Hurricane Michael made landfall near Mexico Beach, Fla., packing maximum sustained winds of 155 miles per hour, in the early afternoon on Wednesday.
The storm's central pressure was measured at 919 millibars, making it one of the strongest tropical cyclones to impact the mainland U.S. in history.
Hurricane and tropical storm warnings had been posted for portions of the Gulf Coast from Alabama through the entire Florida panhandle. Storm surge warnings are also in effect for parts of the Gulf Coast of Florida, as storm surge of up to 14 feet is expected in some areas.

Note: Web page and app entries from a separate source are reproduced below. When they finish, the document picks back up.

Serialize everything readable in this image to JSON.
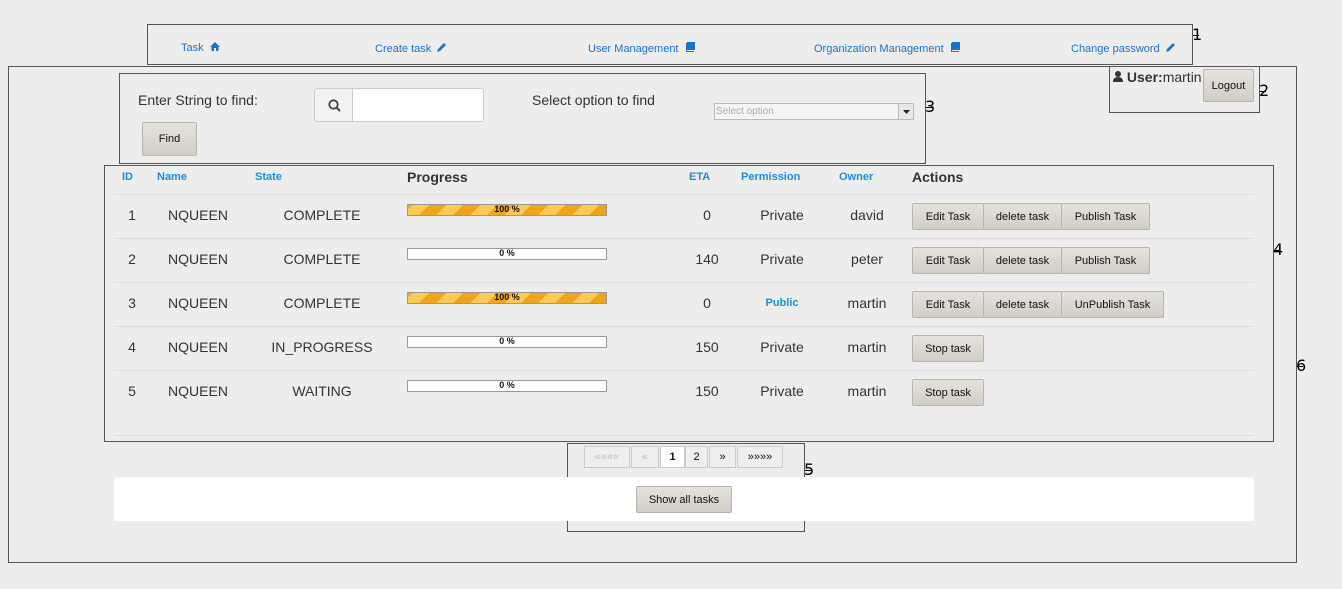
{
  "nav": {
    "items": [
      {
        "label": "Task",
        "icon": "home-icon"
      },
      {
        "label": "Create task",
        "icon": "pencil-icon"
      },
      {
        "label": "User Management",
        "icon": "book-icon"
      },
      {
        "label": "Organization Management",
        "icon": "book-icon"
      },
      {
        "label": "Change password",
        "icon": "pencil-icon"
      }
    ]
  },
  "user": {
    "label": "User:",
    "name": "martin",
    "logout_label": "Logout"
  },
  "search": {
    "prompt": "Enter String to find:",
    "value": "",
    "option_prompt": "Select option to find",
    "select_placeholder": "Select option",
    "find_label": "Find"
  },
  "table": {
    "headers": {
      "id": "ID",
      "name": "Name",
      "state": "State",
      "progress": "Progress",
      "eta": "ETA",
      "permission": "Permission",
      "owner": "Owner",
      "actions": "Actions"
    },
    "rows": [
      {
        "id": "1",
        "name": "NQUEEN",
        "state": "COMPLETE",
        "progress": 100,
        "progress_label": "100 %",
        "eta": "0",
        "permission": "Private",
        "owner": "david",
        "actions": [
          "Edit Task",
          "delete task",
          "Publish Task"
        ]
      },
      {
        "id": "2",
        "name": "NQUEEN",
        "state": "COMPLETE",
        "progress": 0,
        "progress_label": "0 %",
        "eta": "140",
        "permission": "Private",
        "owner": "peter",
        "actions": [
          "Edit Task",
          "delete task",
          "Publish Task"
        ]
      },
      {
        "id": "3",
        "name": "NQUEEN",
        "state": "COMPLETE",
        "progress": 100,
        "progress_label": "100 %",
        "eta": "0",
        "permission": "Public",
        "owner": "martin",
        "actions": [
          "Edit Task",
          "delete task",
          "UnPublish Task"
        ]
      },
      {
        "id": "4",
        "name": "NQUEEN",
        "state": "IN_PROGRESS",
        "progress": 0,
        "progress_label": "0 %",
        "eta": "150",
        "permission": "Private",
        "owner": "martin",
        "actions": [
          "Stop task"
        ]
      },
      {
        "id": "5",
        "name": "NQUEEN",
        "state": "WAITING",
        "progress": 0,
        "progress_label": "0 %",
        "eta": "150",
        "permission": "Private",
        "owner": "martin",
        "actions": [
          "Stop task"
        ]
      }
    ]
  },
  "pagination": {
    "first": "««««",
    "prev": "«",
    "pages": [
      "1",
      "2"
    ],
    "current": "1",
    "next": "»",
    "last": "»»»»"
  },
  "show_all_label": "Show all tasks",
  "callouts": [
    "1",
    "2",
    "3",
    "4",
    "5",
    "6"
  ],
  "colors": {
    "link": "#1a73c9",
    "header_link": "#1a8fd8",
    "progress": "#f2a21b"
  }
}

"Michael will produce potentially catastrophic wind damage where the core of the hurricane moves onshore later today in the Florida Panhandle, with the highest risk between Apalachicola and Panama City," the National Hurricane Center said in its 11 a.m. ET forecast discussion.

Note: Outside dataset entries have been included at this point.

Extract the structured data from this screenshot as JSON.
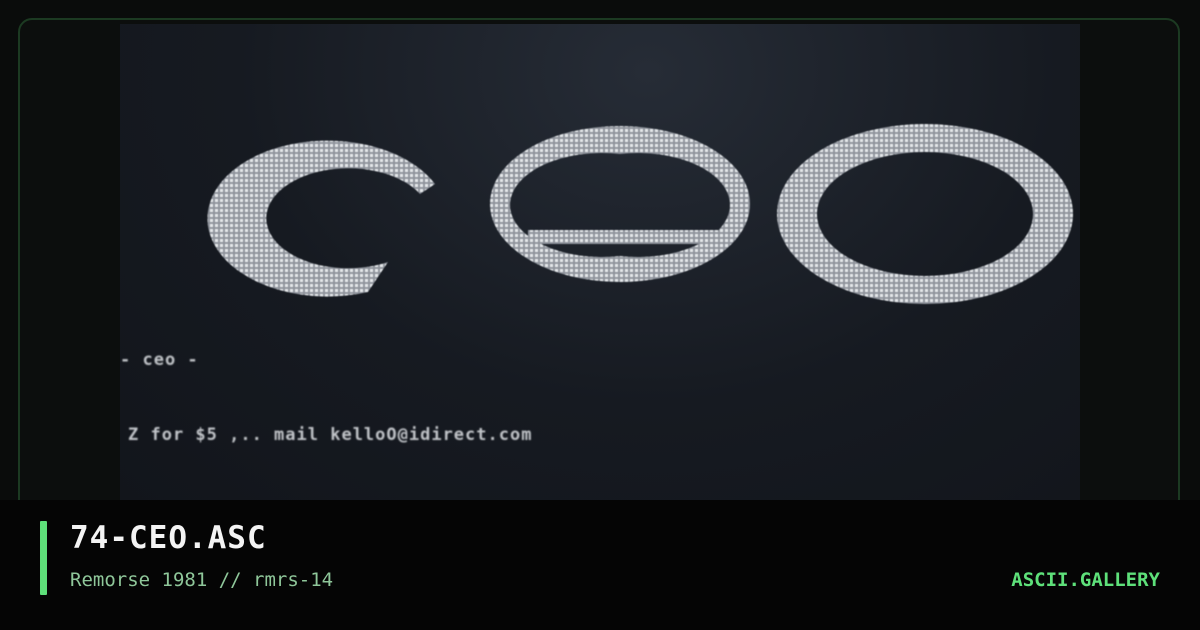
{
  "artwork": {
    "logo_text": "ceo",
    "line_1": "- ceo -",
    "line_2": "Z for $5 ,.. mail kelloO@idirect.com"
  },
  "caption": {
    "title": "74-CEO.ASC",
    "subtitle": "Remorse 1981 // rmrs-14",
    "brand": "ASCII.GALLERY"
  },
  "colors": {
    "accent": "#5ee07a",
    "subtitle": "#8fc79a",
    "art": "#d6d9dd",
    "preview_bg": "#161a21"
  }
}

The governors of Florida and Alabama declared states of emergency ahead of the storm, and mandatory and voluntary evacuations have been posted for coastal portions of the Florida panhandle. Georgia Gov. Nathan Deal declared a state of emergency for 92 counties across the southern half of the state, including Bibb and Richmond counties, which contain the cities of Macon and Augusta.

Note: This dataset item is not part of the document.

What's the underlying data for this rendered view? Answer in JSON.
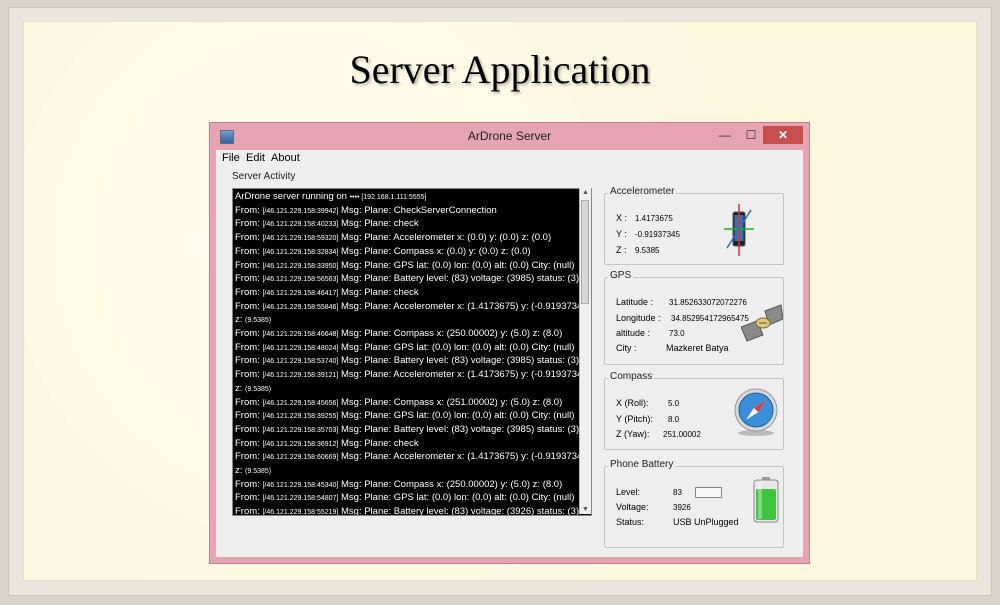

The storm is eventually expected to track across Georgia and the Carolinas before heading into the Atlantic Ocean. Heavy rain is expected in some of the same areas impacted by Hurricane Florence, with 3 to 6 inches forecast for eastern Georgia, the Carolinas and southern Virginia. Tropical storm warnings have also been issued for the North Carolina coast and continue for the coasts of South Carolina and Georgia and the east coast of Florida north of Fernandina Beach.